LAKELAND, Fla. - Even pitchers entering their 11th major league season come into spring training looking to add to their repertoire.
Dan Haren is by far the most accomplished pitcher in the Nationals' rotation, with 119 career wins and three All-Star Games on his resume. He holds the fifth-best strikeout-to-walk ratio in major league history. But that doesn't mean that he isn't trying to add a new wrinkle or give hitters a different look.
That's why he's made working the inside part of the plate to right-handed hitters a focus this spring.
Haren admits that he stayed away from the inner half to righties in past years, but in doing some self-evaluation, decided that he was going to work on coming in more during spring training.
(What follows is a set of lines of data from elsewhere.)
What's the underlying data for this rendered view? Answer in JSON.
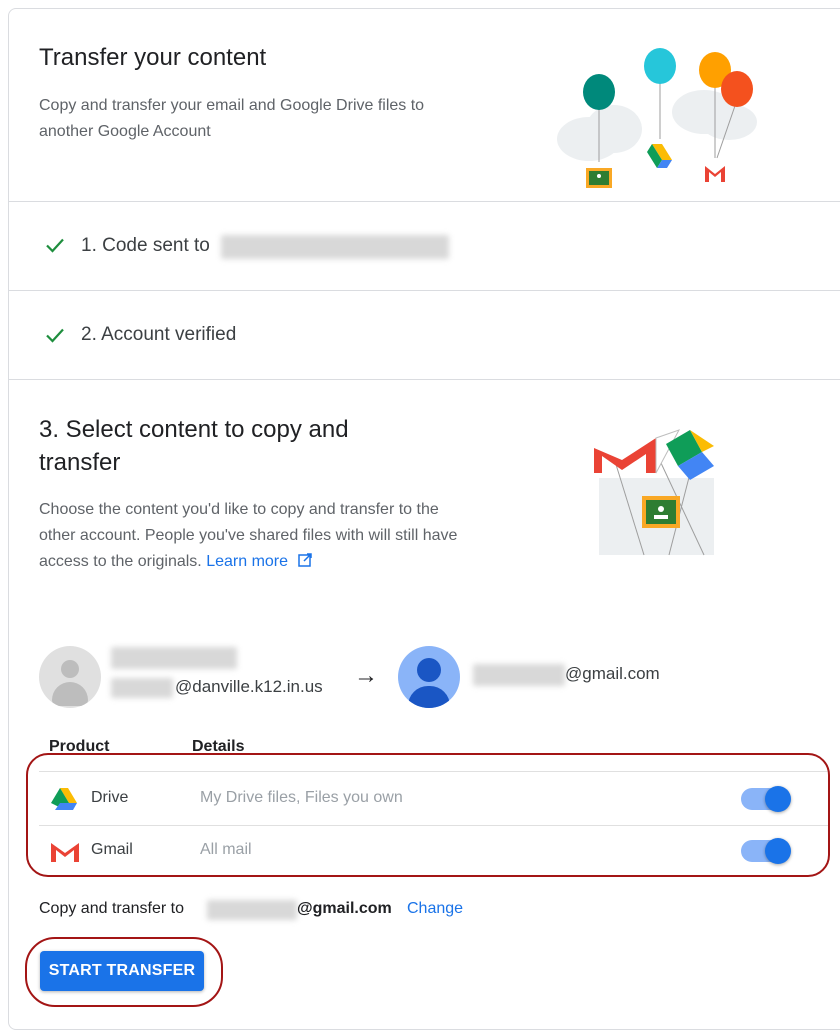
{
  "header": {
    "title": "Transfer your content",
    "description": "Copy and transfer your email and Google Drive files to another Google Account"
  },
  "steps": [
    {
      "label": "1. Code sent to",
      "status": "complete"
    },
    {
      "label": "2. Account verified",
      "status": "complete"
    }
  ],
  "select": {
    "title": "3. Select content to copy and transfer",
    "description": "Choose the content you'd like to copy and transfer to the other account. People you've shared files with will still have access to the originals.",
    "learn_more": "Learn more"
  },
  "accounts": {
    "source_domain": "@danville.k12.in.us",
    "arrow": "→",
    "dest_domain": "@gmail.com"
  },
  "table": {
    "headers": [
      "Product",
      "Details"
    ],
    "rows": [
      {
        "product": "Drive",
        "details": "My Drive files, Files you own",
        "icon": "drive-icon",
        "enabled": true
      },
      {
        "product": "Gmail",
        "details": "All mail",
        "icon": "gmail-icon",
        "enabled": true
      }
    ]
  },
  "footer": {
    "copy_label": "Copy and transfer to",
    "dest_domain": "@gmail.com",
    "change_label": "Change",
    "start_button": "START TRANSFER"
  },
  "colors": {
    "accent": "#1a73e8",
    "check": "#1e8e3e",
    "annotation": "#a31515"
  }
}
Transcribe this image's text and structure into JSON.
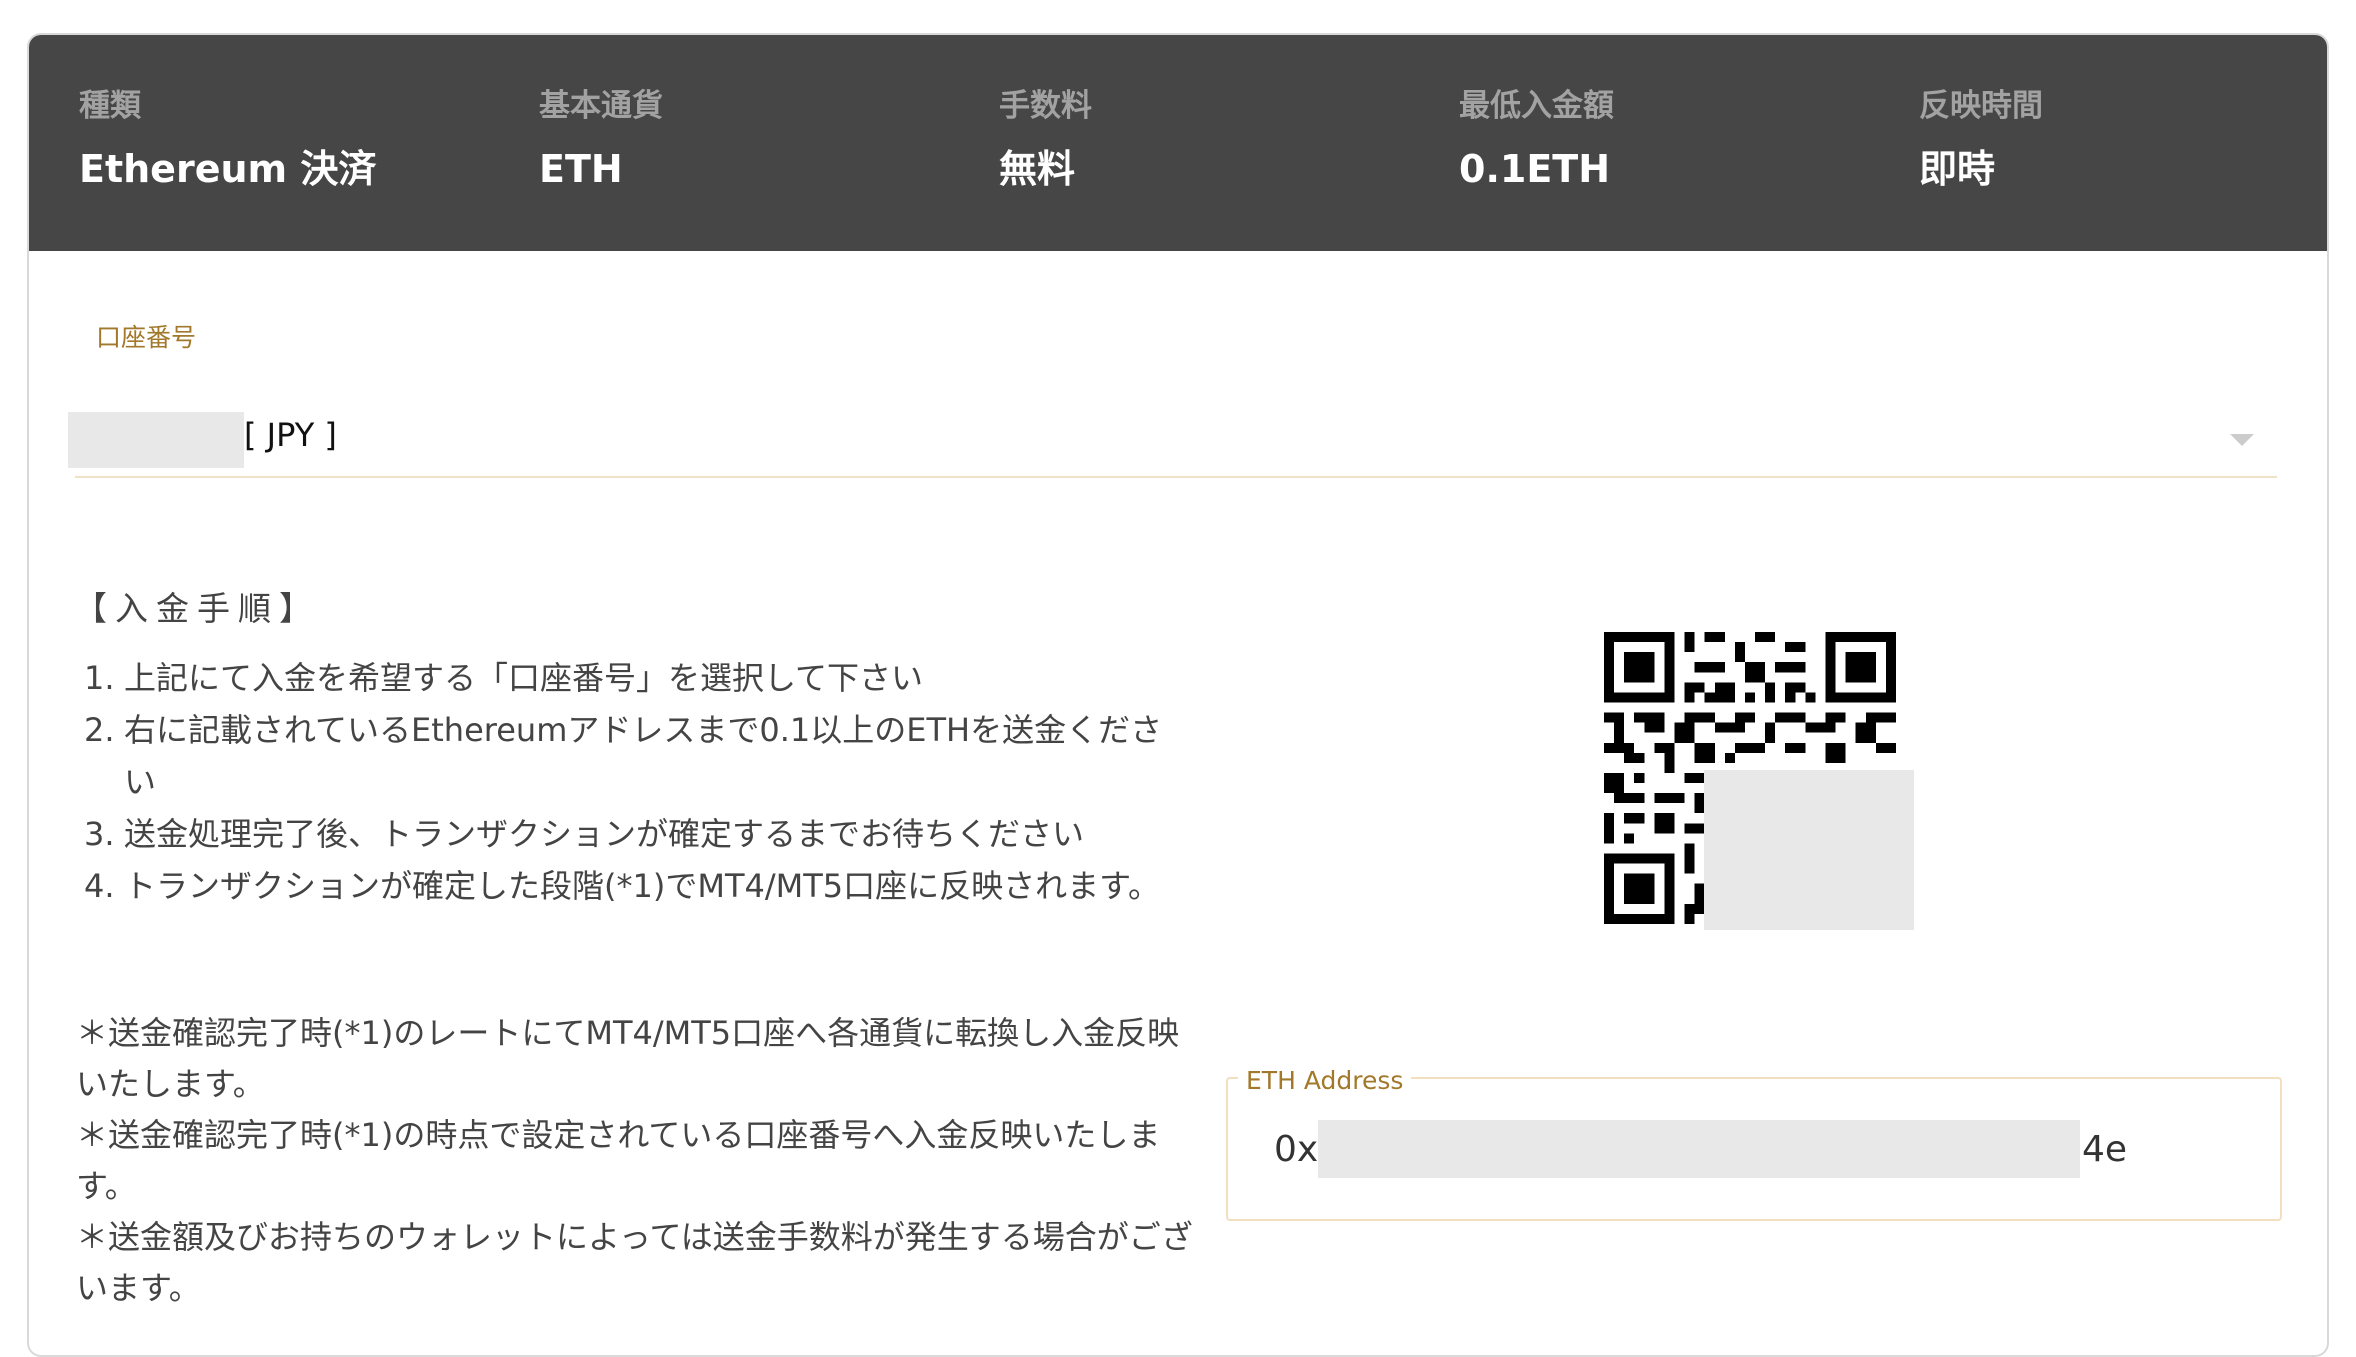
{
  "summary": {
    "columns": [
      {
        "label": "種類",
        "value": "Ethereum 決済"
      },
      {
        "label": "基本通貨",
        "value": "ETH"
      },
      {
        "label": "手数料",
        "value": "無料"
      },
      {
        "label": "最低入金額",
        "value": "0.1ETH"
      },
      {
        "label": "反映時間",
        "value": "即時"
      }
    ]
  },
  "account": {
    "label": "口座番号",
    "value": "[ JPY ]",
    "icon": "chevron-down-icon"
  },
  "instructions": {
    "title": "【入金手順】",
    "steps": [
      {
        "num": "1.",
        "text": "上記にて入金を希望する「口座番号」を選択して下さい"
      },
      {
        "num": "2.",
        "text": "右に記載されているEthereumアドレスまで0.1以上のETHを送金ください"
      },
      {
        "num": "3.",
        "text": "送金処理完了後、トランザクションが確定するまでお待ちください"
      },
      {
        "num": "4.",
        "text": "トランザクションが確定した段階(*1)でMT4/MT5口座に反映されます。"
      }
    ],
    "notes": [
      "＊送金確認完了時(*1)のレートにてMT4/MT5口座へ各通貨に転換し入金反映いたします。",
      "＊送金確認完了時(*1)の時点で設定されている口座番号へ入金反映いたします。",
      "＊送金額及びお持ちのウォレットによっては送金手数料が発生する場合がございます。"
    ]
  },
  "address": {
    "label": "ETH Address",
    "prefix": "0x",
    "suffix": "4e"
  },
  "colors": {
    "header_bg": "#464646",
    "accent": "#a2782a",
    "field_border": "#f2dfbf"
  }
}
It's something that's a work in progress for the 32-year-old, but he felt good about how he was working the inside part of the plate to righties today.
"I gave up a hit today to (Jhonny) Peralta, but it's just something I've got to work on, focus on," Haren said. "I got a couple outs against Torii (Hunter) with it. I've just been stubborn in the past, just stay away to righties, but now's the time, if any, to work on that because the results really don't matter. But I've been getting in there pretty good. Wilson (Ramos) likes to call it inside, too. I've noticed that he likes to call fastballs inside, so threw quite a few today.
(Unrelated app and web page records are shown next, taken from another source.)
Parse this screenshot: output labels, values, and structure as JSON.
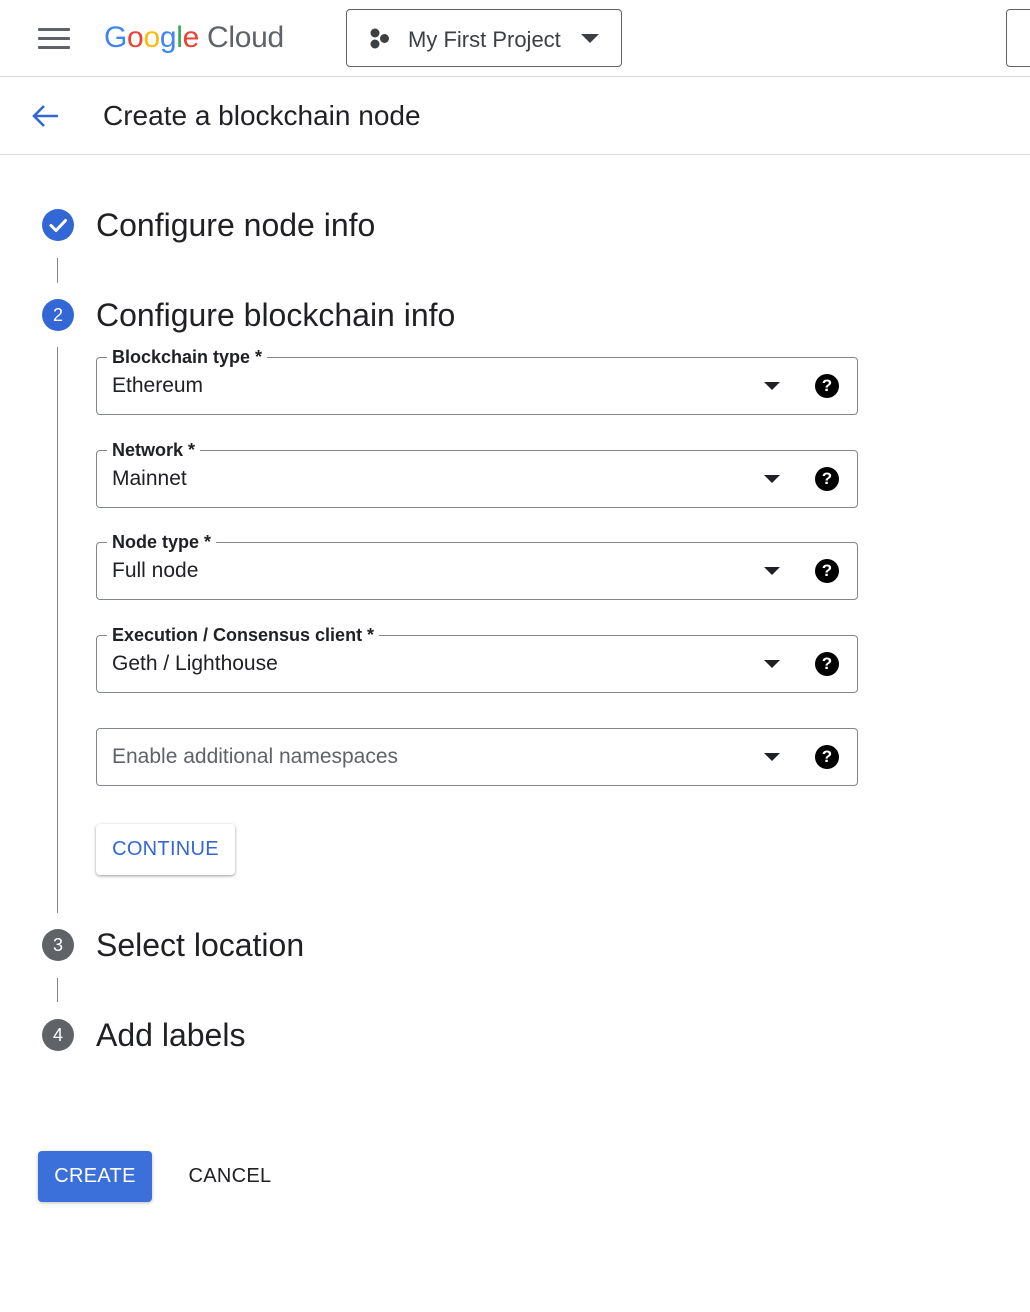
{
  "topbar": {
    "logo": {
      "letters": [
        "G",
        "o",
        "o",
        "g",
        "l",
        "e"
      ],
      "product": "Cloud"
    },
    "project": {
      "name": "My First Project",
      "icon": "project-hexagons-icon"
    }
  },
  "page": {
    "title": "Create a blockchain node"
  },
  "steps": [
    {
      "number": "1",
      "title": "Configure node info",
      "state": "completed"
    },
    {
      "number": "2",
      "title": "Configure blockchain info",
      "state": "active"
    },
    {
      "number": "3",
      "title": "Select location",
      "state": "pending"
    },
    {
      "number": "4",
      "title": "Add labels",
      "state": "pending"
    }
  ],
  "fields": {
    "blockchain_type": {
      "label": "Blockchain type *",
      "value": "Ethereum"
    },
    "network": {
      "label": "Network *",
      "value": "Mainnet"
    },
    "node_type": {
      "label": "Node type *",
      "value": "Full node"
    },
    "client": {
      "label": "Execution / Consensus client *",
      "value": "Geth / Lighthouse"
    },
    "namespaces": {
      "placeholder": "Enable additional namespaces"
    },
    "help_glyph": "?"
  },
  "buttons": {
    "continue": "CONTINUE",
    "create": "CREATE",
    "cancel": "CANCEL"
  },
  "colors": {
    "accent": "#3367d6",
    "primary_button": "#3b6fd9",
    "pending_step": "#5f6368"
  }
}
"There would be games (in past seasons) that would go by where I wouldn't throw anything inside to righties. So, yeah, it's a matter of keeping hitters honest, too. Being able to work both sides of the plate. Like I said, I was just stubborn in the past. I felt like I'd want them to beat me out over the plate, but I was getting beat out over the plate. So I had to just make adjustments. I came into spring - if there's any time to work on something, it's now."
Having a little bit of confidence in something in spring training is one thing. Having confidence enough in that aspect of your game to use it in regular season games is something else entirely.
Haren will continue to work on coming in to righties over the final three weeks of spring, and depending on what he sees from batters, he'll determine how much he wants to be working inside on righties during games of actual consequence.
"You judge by the way hitters react, really," Haren said. "For the most part, I feel like it's opening up the outside part of the plate for me a little bit. Just if you move guys' feet, it always helps. If you move a batter's feet in that at-bat, a lot of times you're going to have success. So it's just about making hitters uncomfortable, really."
Haren threw 61 pitches today, and got through four solid innings of work. Despite back and hip issues that nagged at him a bit last season, Haren says he feels strong and healthy this spring. He's been spending more time in the training room in between starts to prep for his mound work, but doesn't feel anything is holding him back from a health perspective.
"Physically, I feel really good now," he said. "The ball's coming out of my hand really good, almost as good as it did at any point last year. I still haven't necessarily gone 100 percent effort, but the ball seems to be getting on hitters a little bit better."